Look through the data for the string "tests". Copy every line where it is found.

+++ Source material +++

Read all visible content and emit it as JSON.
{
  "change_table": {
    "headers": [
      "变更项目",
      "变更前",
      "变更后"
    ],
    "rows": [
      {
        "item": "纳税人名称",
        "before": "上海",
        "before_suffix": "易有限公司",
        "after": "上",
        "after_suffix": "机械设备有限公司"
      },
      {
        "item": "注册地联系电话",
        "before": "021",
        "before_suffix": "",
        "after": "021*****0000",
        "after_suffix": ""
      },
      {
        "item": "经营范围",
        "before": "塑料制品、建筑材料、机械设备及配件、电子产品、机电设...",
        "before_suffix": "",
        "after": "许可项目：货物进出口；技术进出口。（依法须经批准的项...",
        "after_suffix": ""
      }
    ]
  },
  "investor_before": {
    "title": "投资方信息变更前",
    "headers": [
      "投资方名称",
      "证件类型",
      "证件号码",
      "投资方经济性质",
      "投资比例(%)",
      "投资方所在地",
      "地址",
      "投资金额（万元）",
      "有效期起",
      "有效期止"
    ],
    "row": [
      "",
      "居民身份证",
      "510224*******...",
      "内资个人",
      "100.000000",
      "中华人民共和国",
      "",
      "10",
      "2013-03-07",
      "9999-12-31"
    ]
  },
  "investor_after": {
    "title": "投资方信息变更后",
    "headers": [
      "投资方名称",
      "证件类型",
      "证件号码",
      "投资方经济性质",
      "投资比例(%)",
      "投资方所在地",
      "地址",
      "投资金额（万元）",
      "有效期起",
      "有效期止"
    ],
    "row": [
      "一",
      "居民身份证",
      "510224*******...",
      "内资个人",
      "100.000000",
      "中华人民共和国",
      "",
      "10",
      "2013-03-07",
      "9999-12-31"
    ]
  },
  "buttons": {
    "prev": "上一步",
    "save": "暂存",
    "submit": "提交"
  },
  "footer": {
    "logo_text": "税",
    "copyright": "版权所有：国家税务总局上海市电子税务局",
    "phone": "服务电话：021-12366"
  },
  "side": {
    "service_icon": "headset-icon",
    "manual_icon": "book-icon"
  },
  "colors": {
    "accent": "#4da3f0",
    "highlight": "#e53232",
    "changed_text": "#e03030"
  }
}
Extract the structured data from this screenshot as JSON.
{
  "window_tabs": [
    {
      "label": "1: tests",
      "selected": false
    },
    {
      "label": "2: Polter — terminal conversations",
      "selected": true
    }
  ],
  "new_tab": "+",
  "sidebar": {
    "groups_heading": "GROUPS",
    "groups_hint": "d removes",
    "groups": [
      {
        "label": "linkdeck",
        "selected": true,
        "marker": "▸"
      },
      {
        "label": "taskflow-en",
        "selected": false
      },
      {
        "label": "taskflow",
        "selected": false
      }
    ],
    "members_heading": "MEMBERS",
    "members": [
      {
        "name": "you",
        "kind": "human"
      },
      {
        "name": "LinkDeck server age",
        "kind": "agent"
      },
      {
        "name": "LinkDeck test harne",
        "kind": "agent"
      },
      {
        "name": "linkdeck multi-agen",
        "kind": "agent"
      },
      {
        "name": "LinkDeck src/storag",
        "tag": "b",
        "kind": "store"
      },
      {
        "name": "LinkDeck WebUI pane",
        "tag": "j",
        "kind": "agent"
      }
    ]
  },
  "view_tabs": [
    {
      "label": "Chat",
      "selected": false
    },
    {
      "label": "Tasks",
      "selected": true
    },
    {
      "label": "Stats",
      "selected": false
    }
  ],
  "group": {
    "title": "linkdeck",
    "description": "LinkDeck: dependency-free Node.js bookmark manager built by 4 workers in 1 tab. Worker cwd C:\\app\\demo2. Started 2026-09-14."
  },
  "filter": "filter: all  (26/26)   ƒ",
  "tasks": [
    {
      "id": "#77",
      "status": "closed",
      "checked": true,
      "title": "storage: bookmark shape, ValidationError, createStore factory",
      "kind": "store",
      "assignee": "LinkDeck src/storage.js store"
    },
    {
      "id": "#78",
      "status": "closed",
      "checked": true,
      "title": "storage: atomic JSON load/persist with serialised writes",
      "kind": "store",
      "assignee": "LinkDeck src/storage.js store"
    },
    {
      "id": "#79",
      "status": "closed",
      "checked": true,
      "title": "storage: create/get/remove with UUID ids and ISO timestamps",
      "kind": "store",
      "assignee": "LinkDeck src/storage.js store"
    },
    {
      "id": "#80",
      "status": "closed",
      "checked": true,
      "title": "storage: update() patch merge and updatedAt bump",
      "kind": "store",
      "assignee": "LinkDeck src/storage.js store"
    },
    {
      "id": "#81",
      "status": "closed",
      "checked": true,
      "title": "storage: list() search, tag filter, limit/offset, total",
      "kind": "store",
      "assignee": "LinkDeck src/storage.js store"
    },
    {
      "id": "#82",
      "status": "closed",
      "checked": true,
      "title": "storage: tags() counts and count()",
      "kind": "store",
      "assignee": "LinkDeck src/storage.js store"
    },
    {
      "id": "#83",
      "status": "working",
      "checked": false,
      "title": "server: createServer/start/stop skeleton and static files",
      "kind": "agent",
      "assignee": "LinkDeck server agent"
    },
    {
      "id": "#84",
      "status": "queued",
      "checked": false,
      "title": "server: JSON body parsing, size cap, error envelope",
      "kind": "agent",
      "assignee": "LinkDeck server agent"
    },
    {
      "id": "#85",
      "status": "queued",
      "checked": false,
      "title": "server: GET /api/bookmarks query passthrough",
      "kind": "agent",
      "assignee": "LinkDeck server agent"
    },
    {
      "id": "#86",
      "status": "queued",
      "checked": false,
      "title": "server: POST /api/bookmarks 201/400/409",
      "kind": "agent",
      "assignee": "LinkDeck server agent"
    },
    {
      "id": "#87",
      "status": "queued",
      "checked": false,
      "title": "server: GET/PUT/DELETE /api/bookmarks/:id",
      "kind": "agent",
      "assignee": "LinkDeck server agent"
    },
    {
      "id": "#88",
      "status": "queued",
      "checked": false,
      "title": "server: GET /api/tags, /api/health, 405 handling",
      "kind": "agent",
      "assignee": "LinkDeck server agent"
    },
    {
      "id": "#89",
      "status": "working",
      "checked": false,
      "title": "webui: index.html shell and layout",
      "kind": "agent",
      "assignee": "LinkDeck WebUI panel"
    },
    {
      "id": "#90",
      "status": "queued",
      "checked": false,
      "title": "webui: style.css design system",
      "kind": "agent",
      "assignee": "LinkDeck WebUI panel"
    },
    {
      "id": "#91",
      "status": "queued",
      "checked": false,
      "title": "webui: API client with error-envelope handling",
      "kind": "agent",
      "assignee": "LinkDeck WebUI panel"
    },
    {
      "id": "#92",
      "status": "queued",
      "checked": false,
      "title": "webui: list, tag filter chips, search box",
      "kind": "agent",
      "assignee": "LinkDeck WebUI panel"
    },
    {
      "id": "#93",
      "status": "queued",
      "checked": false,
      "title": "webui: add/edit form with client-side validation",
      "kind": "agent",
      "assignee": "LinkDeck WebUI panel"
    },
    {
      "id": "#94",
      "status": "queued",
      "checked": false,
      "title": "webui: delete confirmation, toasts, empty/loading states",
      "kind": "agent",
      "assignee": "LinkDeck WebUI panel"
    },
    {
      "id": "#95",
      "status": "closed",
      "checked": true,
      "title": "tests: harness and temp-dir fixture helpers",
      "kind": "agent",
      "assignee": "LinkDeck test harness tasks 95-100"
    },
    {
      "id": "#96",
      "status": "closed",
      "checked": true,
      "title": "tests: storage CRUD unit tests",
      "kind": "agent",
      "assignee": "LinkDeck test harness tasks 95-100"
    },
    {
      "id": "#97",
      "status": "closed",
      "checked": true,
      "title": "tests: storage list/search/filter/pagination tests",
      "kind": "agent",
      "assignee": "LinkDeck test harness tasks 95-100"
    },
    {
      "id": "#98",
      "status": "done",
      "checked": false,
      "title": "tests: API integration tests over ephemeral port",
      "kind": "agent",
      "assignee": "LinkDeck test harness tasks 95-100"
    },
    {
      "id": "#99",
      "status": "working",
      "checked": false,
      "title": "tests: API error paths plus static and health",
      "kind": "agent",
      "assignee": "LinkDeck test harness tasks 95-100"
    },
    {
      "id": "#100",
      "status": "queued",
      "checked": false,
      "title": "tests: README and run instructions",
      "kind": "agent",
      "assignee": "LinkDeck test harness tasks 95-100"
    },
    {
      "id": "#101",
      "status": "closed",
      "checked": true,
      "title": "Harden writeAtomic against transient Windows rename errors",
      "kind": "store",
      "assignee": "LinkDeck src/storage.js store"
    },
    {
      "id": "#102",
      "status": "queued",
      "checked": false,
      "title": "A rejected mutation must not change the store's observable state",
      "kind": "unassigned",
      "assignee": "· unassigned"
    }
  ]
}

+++

→ Task output
      "label": "1: tests",
      "title": "tests: harness and temp-dir fixture helpers",
      "title": "tests: storage CRUD unit tests",
      "title": "tests: storage list/search/filter/pagination tests",
      "title": "tests: API integration tests over ephemeral port",
      "title": "tests: API error paths plus static and health",
      "title": "tests: README and run instructions",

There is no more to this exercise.